So, in case you're ever in a hurry to prepare a belated dinner for three hungry men of varying shapes and sizes but ferociously competing appetites, and in case you're tempted to scurry around the kitchen and do things in half the time with half your brain, take a word from me:
Slow. Down. Sister.
That's exactly what I was doing tonight, and I even recall these wise words from my husband: "Babe, slow down. You might forget something."
By 'something,' I'm pretty sure he was referring to the oil I should have put in the pan before I heated the pan to atrocious degrees. Instead, I simply heated the pan. Searing hot metal, on my stovetop, without a single thing in it. That's a smoke alarm waiting to sound.
So then, when I needed to fry the chicken patties into the horrifically hot pan, I poured in the necessary oil... and flames instantly shot up to the ceiling.
I have learned a few lessons from this encounter with vegetable oil on hot metal.
It turns out, a grease fire will not burn itself out. So, waiting for it to stop burning on its own will merely fill the kitchen with black smoke. And cause significant damage to the cupboards and the microwave.
And, we now know, that the firemen aren't kidding. Water does not put out a grease fire. Only a lid on the flame, to suffocate the flame. (I tried water first. Not wise.)
And, in case you wondered, burnt hair is one of the worst smells in the history of mankind, and it remains to be seen how much damage was done to my goldilocks. So far, bits are breaking off in my hand every time I run my fingers through. That's maybe not a great sign, but I try not to overreact. Stay tuned.
And, aloe is a good cure for burns to the fingers and wrist, from carrying a wildly flaming pan across the kitchen and leaning over it to turn on the water, which did not in fact help the situation. Thank you, aloe. You have been my friend through many a sunburn and now kitchen disaster.
And, husbands come running when wives are screaming.
And, children who witness a direct encounter with open flames in the kitchen (however from a safe distance) will require many, many, many therapeutic conversations about the safety of our house, our kitchen, and our future meals. And, the older child is likely to tell his entire new community of preschoolers about the smoke alarms we still hear in our minds.
And, my maternal instincts kick into high gear when there is any impending threat to my family or my home. I would have sat on that fire if that's what it took. I'm not sure it would have helped, and it would have led to an entirely different blog post. But the point is: the depths of maternal fearlessness are deafening. Open flame, singed hair, and burnt arms notwithstanding.

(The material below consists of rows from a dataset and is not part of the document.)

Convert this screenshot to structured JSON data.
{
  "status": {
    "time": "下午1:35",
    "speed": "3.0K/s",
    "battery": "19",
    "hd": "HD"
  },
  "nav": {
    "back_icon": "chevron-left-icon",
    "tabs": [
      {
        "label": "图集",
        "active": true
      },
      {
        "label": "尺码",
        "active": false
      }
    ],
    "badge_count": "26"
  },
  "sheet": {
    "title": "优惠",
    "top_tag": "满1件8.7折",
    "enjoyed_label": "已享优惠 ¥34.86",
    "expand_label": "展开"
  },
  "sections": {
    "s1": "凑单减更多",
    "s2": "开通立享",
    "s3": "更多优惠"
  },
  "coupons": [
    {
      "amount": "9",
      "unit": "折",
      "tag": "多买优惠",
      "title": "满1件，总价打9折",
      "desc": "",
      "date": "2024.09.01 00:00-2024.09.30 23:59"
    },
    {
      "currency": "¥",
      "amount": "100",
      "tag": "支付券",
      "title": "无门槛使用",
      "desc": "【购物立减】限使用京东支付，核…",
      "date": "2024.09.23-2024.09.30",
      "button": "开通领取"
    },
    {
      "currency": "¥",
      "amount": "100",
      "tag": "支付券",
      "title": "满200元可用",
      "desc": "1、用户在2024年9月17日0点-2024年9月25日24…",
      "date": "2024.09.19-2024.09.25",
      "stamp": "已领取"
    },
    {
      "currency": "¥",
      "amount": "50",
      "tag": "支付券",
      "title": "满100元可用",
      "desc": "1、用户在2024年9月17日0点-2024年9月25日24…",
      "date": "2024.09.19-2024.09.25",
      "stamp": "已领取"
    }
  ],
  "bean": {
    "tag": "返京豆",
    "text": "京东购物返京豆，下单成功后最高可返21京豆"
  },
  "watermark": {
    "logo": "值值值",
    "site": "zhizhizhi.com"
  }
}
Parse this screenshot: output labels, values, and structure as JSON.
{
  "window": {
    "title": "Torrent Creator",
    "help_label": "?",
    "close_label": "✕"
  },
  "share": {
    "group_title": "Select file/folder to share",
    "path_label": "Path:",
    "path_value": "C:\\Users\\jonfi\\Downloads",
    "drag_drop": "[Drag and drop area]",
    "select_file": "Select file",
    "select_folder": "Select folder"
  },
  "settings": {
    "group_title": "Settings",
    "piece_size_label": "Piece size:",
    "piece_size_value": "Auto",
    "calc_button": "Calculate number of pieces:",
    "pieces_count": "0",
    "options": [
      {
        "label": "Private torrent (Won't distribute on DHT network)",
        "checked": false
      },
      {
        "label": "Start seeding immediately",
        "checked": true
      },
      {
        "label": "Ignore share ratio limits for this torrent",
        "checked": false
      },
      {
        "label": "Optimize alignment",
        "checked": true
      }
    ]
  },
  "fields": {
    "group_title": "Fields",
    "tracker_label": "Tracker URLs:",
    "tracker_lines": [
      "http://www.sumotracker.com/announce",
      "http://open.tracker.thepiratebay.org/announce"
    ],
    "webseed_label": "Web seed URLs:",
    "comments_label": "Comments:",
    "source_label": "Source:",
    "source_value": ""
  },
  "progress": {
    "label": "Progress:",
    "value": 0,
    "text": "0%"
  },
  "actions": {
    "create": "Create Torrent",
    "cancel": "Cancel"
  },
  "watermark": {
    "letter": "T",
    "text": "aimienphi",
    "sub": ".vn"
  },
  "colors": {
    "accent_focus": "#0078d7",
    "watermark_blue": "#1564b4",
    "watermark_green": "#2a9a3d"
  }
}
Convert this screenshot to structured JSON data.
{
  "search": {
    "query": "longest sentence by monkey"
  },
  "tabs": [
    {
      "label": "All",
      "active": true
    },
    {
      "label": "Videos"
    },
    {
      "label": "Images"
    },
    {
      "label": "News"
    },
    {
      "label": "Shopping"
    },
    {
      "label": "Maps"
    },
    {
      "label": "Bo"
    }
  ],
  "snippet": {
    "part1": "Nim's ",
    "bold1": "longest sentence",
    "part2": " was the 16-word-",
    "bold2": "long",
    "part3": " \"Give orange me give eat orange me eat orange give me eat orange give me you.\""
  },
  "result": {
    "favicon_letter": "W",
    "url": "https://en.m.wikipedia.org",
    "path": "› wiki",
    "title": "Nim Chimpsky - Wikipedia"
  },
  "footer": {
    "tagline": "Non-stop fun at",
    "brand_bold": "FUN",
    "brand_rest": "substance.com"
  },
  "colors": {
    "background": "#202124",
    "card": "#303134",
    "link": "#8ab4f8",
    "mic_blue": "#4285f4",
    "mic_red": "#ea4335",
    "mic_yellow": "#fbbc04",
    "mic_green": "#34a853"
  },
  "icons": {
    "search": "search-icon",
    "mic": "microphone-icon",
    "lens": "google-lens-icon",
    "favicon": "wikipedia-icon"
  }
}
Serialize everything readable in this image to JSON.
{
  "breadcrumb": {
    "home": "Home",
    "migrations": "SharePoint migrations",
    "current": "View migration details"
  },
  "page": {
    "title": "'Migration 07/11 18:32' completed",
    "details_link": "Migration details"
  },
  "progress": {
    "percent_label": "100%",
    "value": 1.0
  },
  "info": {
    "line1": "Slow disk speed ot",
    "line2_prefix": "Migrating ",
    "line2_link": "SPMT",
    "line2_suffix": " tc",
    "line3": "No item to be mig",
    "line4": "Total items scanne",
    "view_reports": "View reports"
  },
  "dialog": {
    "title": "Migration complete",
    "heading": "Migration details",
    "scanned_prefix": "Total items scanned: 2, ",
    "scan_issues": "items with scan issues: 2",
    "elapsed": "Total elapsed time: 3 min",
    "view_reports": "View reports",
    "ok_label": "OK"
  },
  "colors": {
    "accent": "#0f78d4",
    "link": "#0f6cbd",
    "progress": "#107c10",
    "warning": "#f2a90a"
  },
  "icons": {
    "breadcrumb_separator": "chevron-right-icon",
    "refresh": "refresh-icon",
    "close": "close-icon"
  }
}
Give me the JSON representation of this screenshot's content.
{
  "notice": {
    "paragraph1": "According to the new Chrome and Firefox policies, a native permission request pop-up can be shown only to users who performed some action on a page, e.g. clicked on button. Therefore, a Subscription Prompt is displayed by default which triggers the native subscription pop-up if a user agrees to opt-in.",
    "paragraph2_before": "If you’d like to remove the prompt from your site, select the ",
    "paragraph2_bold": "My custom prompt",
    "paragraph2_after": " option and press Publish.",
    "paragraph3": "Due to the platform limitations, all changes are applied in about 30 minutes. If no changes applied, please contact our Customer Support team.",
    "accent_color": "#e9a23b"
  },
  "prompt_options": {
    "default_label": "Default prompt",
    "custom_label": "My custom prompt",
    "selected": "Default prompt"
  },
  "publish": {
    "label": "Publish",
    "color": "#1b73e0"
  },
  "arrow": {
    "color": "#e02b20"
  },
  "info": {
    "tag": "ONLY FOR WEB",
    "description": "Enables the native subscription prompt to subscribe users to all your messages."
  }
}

And, if you're looking for a fast ticket to a dinner out, try nearly burning down the kitchen.
In all truthfulness, I am humbled by it all - by such a close encounter with that which can overtake in a heartbeat. It could have gotten so bad, so fast... and I got a small glimpse of that fear.
We are okay.
Well, except for my hair. I'll let you know.